Extract every line of the material that holds the string "title".

-- Data excerpts follows --

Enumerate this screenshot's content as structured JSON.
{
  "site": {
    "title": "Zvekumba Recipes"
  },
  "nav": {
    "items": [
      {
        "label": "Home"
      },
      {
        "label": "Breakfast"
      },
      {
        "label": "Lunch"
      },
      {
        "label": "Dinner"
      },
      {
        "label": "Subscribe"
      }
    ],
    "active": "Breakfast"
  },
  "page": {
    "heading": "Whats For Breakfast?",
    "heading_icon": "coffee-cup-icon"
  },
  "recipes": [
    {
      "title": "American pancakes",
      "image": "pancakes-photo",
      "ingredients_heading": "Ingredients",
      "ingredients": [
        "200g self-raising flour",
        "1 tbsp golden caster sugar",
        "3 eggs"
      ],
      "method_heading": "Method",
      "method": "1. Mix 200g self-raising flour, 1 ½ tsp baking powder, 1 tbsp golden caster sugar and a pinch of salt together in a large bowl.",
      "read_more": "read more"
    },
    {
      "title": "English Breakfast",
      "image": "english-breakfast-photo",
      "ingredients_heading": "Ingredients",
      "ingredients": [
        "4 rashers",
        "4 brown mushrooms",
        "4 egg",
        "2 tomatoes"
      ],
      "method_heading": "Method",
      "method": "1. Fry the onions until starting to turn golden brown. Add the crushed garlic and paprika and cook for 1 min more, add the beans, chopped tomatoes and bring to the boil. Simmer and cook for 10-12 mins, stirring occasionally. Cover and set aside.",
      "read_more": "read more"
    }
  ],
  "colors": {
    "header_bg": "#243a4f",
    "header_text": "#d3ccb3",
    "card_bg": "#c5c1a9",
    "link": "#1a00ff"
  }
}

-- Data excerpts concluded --

## Exercise output
    "title": "Zvekumba Recipes"
      "title": "American pancakes",
      "title": "English Breakfast",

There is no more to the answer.